London’s Daily Mail is a tabloid’s tabloid but its
reporters are expert at tracking down and interviewing people with stories to
tell, even if they don’t have publicists. Taking its cue from the euthanasia
debate over whether people in pain, terminal illness, or severe disability
should have the option of assisted suicide, the newspaper interviewed Elisabeth
Ms Shepherd cares for her 36-year-old son James, her fifth
child. At the age of 8 James was struck by a car and hovered between life and death
for months. Now he is a quadriplegic, can barely speak and is incontinent. But
she cheerfully soldiers on, alone, day after day, caring for him.

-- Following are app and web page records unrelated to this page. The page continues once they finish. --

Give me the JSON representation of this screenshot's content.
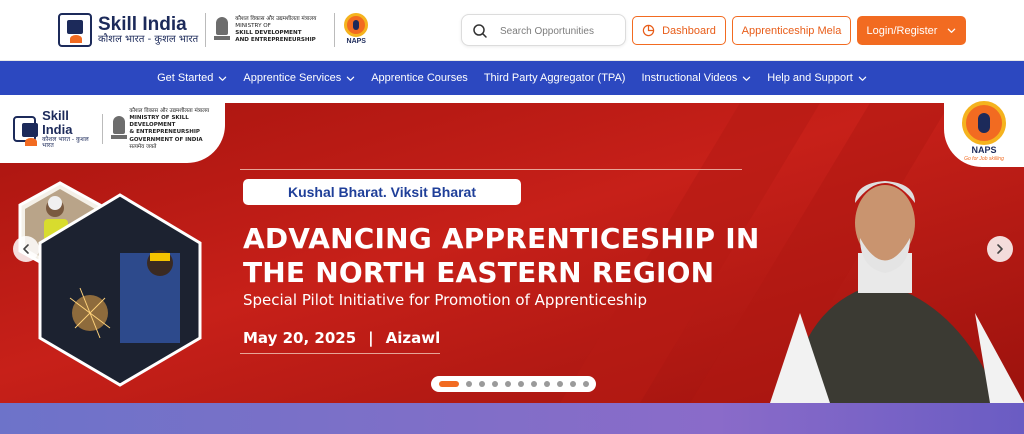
{
  "header": {
    "brand": {
      "title": "Skill India",
      "subtitle": "कौशल भारत - कुशल भारत"
    },
    "ministry": {
      "hindi": "कौशल विकास और उद्यमशीलता मंत्रालय",
      "line1": "MINISTRY OF",
      "line2": "SKILL DEVELOPMENT",
      "line3": "AND ENTREPRENEURSHIP"
    },
    "naps_label": "NAPS",
    "search": {
      "placeholder": "Search Opportunities"
    },
    "buttons": {
      "dashboard": "Dashboard",
      "mela": "Apprenticeship Mela",
      "login": "Login/Register"
    }
  },
  "nav": {
    "items": [
      {
        "label": "Get Started",
        "has_dropdown": true
      },
      {
        "label": "Apprentice Services",
        "has_dropdown": true
      },
      {
        "label": "Apprentice Courses",
        "has_dropdown": false
      },
      {
        "label": "Third Party Aggregator (TPA)",
        "has_dropdown": false
      },
      {
        "label": "Instructional Videos",
        "has_dropdown": true
      },
      {
        "label": "Help and Support",
        "has_dropdown": true
      }
    ]
  },
  "banner": {
    "brand": {
      "title": "Skill India",
      "subtitle": "कौशल भारत - कुशल भारत"
    },
    "ministry": {
      "hindi": "कौशल विकास और उद्यमशीलता मंत्रालय",
      "line1": "MINISTRY OF SKILL DEVELOPMENT",
      "line2": "& ENTREPRENEURSHIP",
      "line3": "GOVERNMENT OF INDIA",
      "emblem_caption": "सत्यमेव जयते"
    },
    "naps": {
      "name": "NAPS",
      "tagline": "Go for Job skilling"
    },
    "tag": "Kushal Bharat. Viksit Bharat",
    "headline_line1": "ADVANCING APPRENTICESHIP IN",
    "headline_line2": "THE NORTH EASTERN REGION",
    "subline": "Special Pilot Initiative for Promotion of Apprenticeship",
    "date": "May 20, 2025",
    "separator": "|",
    "location": "Aizawl",
    "slides": {
      "total": 11,
      "active": 1
    }
  },
  "colors": {
    "primary_orange": "#f26b21",
    "nav_blue": "#2c48c0",
    "brand_navy": "#1c2a5a",
    "banner_red": "#c41f1a",
    "tag_blue": "#1f3f99"
  },
  "icons": {
    "search": "search-icon",
    "dashboard": "pie-chart-icon",
    "dropdown": "chevron-down-icon",
    "prev": "chevron-left-icon",
    "next": "chevron-right-icon"
  }
}
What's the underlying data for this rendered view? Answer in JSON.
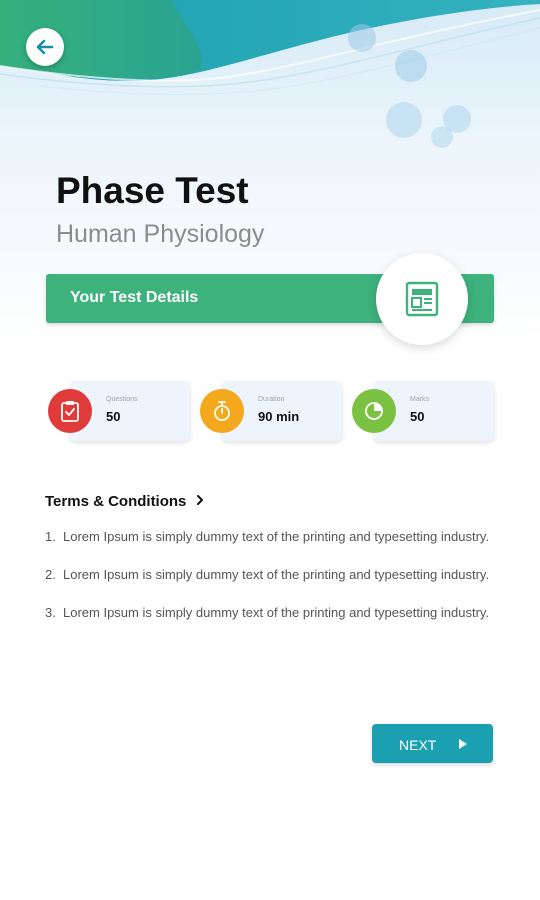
{
  "header": {
    "title": "Phase Test",
    "subtitle": "Human Physiology"
  },
  "details": {
    "label": "Your Test Details",
    "icon": "document-icon"
  },
  "stats": [
    {
      "label": "Questions",
      "value": "50",
      "icon": "clipboard-check-icon",
      "color": "#e03a3a"
    },
    {
      "label": "Duration",
      "value": "90 min",
      "icon": "stopwatch-icon",
      "color": "#f3a81d"
    },
    {
      "label": "Marks",
      "value": "50",
      "icon": "pie-chart-icon",
      "color": "#7cc242"
    }
  ],
  "terms": {
    "heading": "Terms & Conditions",
    "items": [
      {
        "num": "1.",
        "text": "Lorem Ipsum is simply dummy text of the printing and typesetting industry."
      },
      {
        "num": "2.",
        "text": "Lorem Ipsum is simply dummy text of the printing and typesetting industry."
      },
      {
        "num": "3.",
        "text": "Lorem Ipsum is simply dummy text of the printing and typesetting industry."
      }
    ]
  },
  "actions": {
    "next_label": "NEXT"
  },
  "colors": {
    "primary_green": "#3db27c",
    "accent_teal": "#1aa0b0"
  }
}
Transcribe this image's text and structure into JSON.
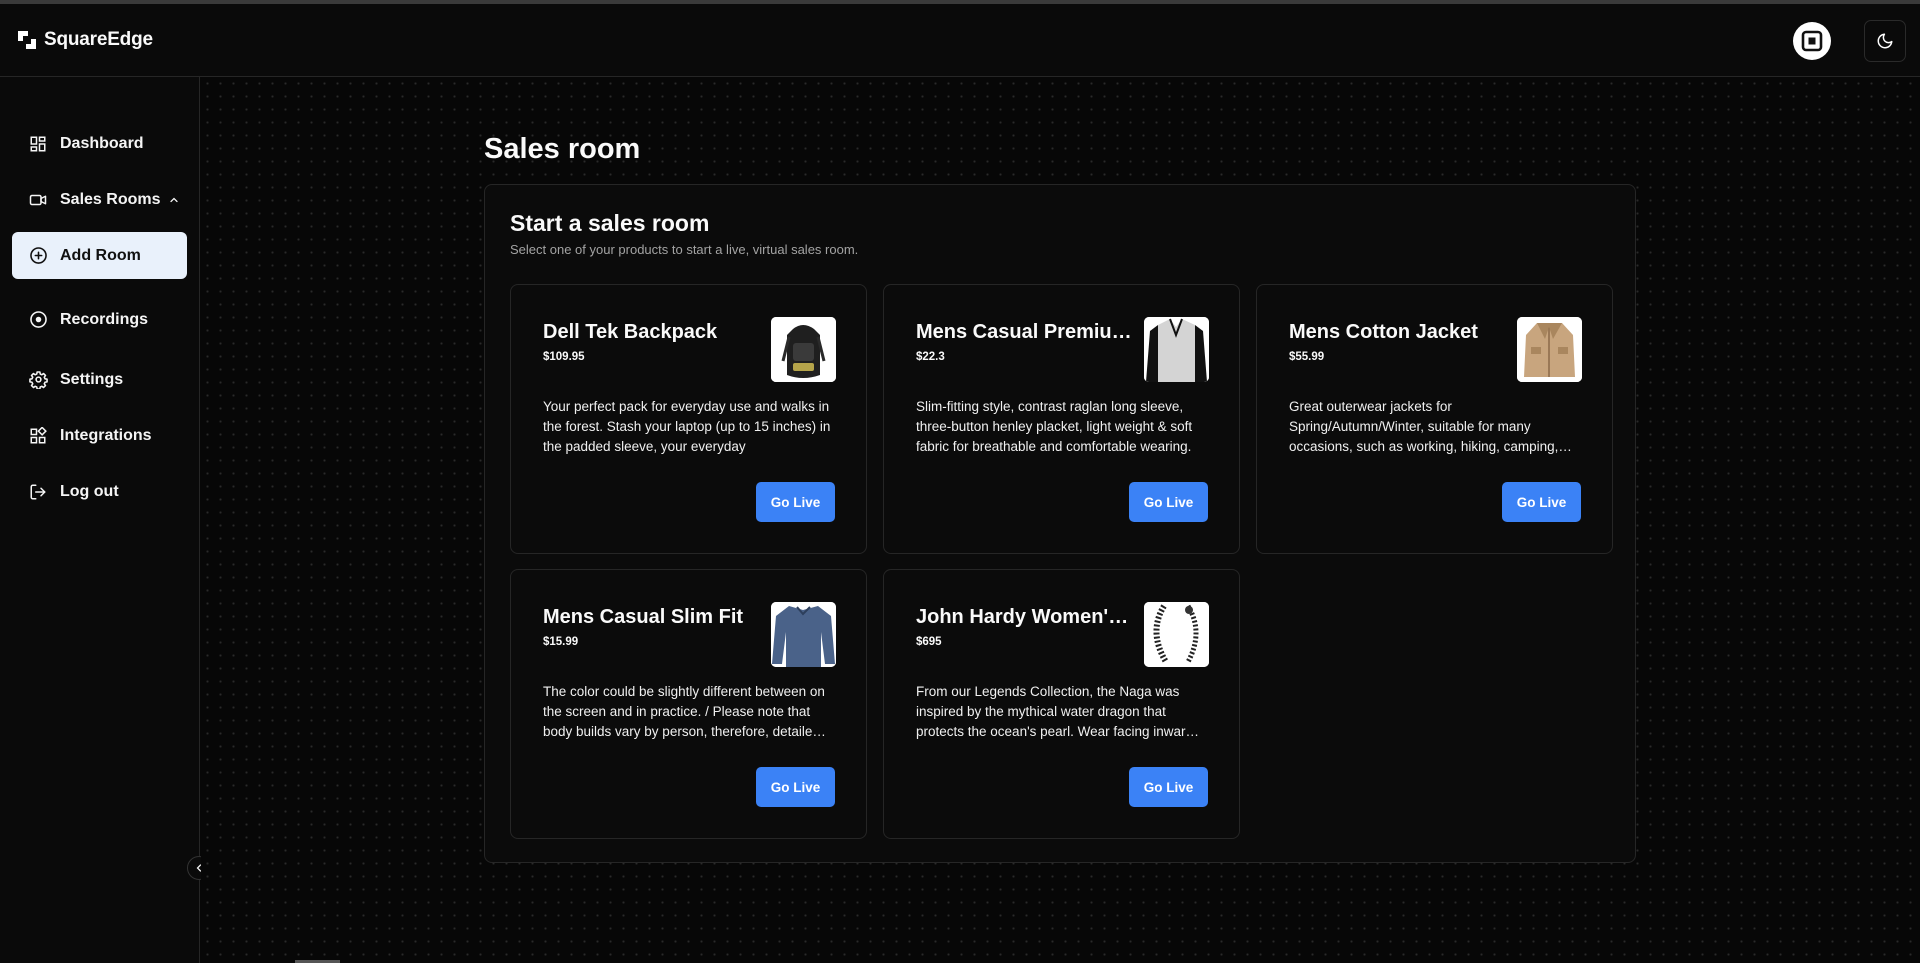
{
  "header": {
    "brand": "SquareEdge",
    "avatar_icon": "square-logo-icon",
    "theme_icon": "moon-icon"
  },
  "sidebar": {
    "items": [
      {
        "label": "Dashboard",
        "icon": "dashboard-icon"
      },
      {
        "label": "Sales Rooms",
        "icon": "video-camera-icon"
      },
      {
        "label": "Add Room",
        "icon": "plus-circle-icon"
      },
      {
        "label": "Recordings",
        "icon": "record-icon"
      },
      {
        "label": "Settings",
        "icon": "gear-icon"
      },
      {
        "label": "Integrations",
        "icon": "integrations-icon"
      },
      {
        "label": "Log out",
        "icon": "logout-icon"
      }
    ]
  },
  "main": {
    "title": "Sales room",
    "panel_title": "Start a sales room",
    "panel_subtitle": "Select one of your products to start a live, virtual sales room.",
    "products": [
      {
        "title": "Dell Tek Backpack",
        "price": "$109.95",
        "description": "Your perfect pack for everyday use and walks in the forest. Stash your laptop (up to 15 inches) in the padded sleeve, your everyday",
        "action": "Go Live",
        "thumb": "backpack"
      },
      {
        "title": "Mens Casual Premium Slim Fit T-Shirts",
        "price": "$22.3",
        "description": "Slim-fitting style, contrast raglan long sleeve, three-button henley placket, light weight & soft fabric for breathable and comfortable wearing.",
        "action": "Go Live",
        "thumb": "tshirt"
      },
      {
        "title": "Mens Cotton Jacket",
        "price": "$55.99",
        "description": "Great outerwear jackets for Spring/Autumn/Winter, suitable for many occasions, such as working, hiking, camping, mountain climbing.",
        "action": "Go Live",
        "thumb": "jacket"
      },
      {
        "title": "Mens Casual Slim Fit",
        "price": "$15.99",
        "description": "The color could be slightly different between on the screen and in practice. / Please note that body builds vary by person, therefore, detailed size information should be reviewed.",
        "action": "Go Live",
        "thumb": "longsleeve"
      },
      {
        "title": "John Hardy Women's Legends Naga Bracelet",
        "price": "$695",
        "description": "From our Legends Collection, the Naga was inspired by the mythical water dragon that protects the ocean's pearl. Wear facing inward to be bestowed with love.",
        "action": "Go Live",
        "thumb": "bracelet"
      }
    ]
  }
}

She contacted the Daily Mail after another mother, Kay
Gilderdale, was acquitted of the attempted murder of her severely disabled
daughter. “Your admiration for the mother of Lynn Gilderdale
frightens me,” she told the newspaper. “My fear,” she says, “is that if people
begin to think of assisted suicide as an option then the balance will change.
As a society, we will shift towards a different mindset. A mindset in which
people like James begin to appear expendable.”
Ms Shepherd says
that her convictions are not religious, but based on her belief in an
inalienable human dignity.
“I do believe in a God, but my instinct
that life is precious is not just grounded in that. It's partly from watching
doctors fight so hard to preserve the least glimmer of life. It's also because
I feel we're sold an ideal and people feel that if they don't have it they're
not enough. But if we become a tickbox society, where we say no because someone
can't have sex or cannot feed themself, where will that leave us?
“What is a human being? Is my son
any less of a human being? Am I, because having done a law degree I didn't
pursue my legal career and became a carer? Does that make me, or James, any
less of a contributor to society? We all want something. But my aspirations and
James's are different. Others might long to be an air hostess; we just want to
see him flex a finger.” ~ Daily
Mail, Feb 18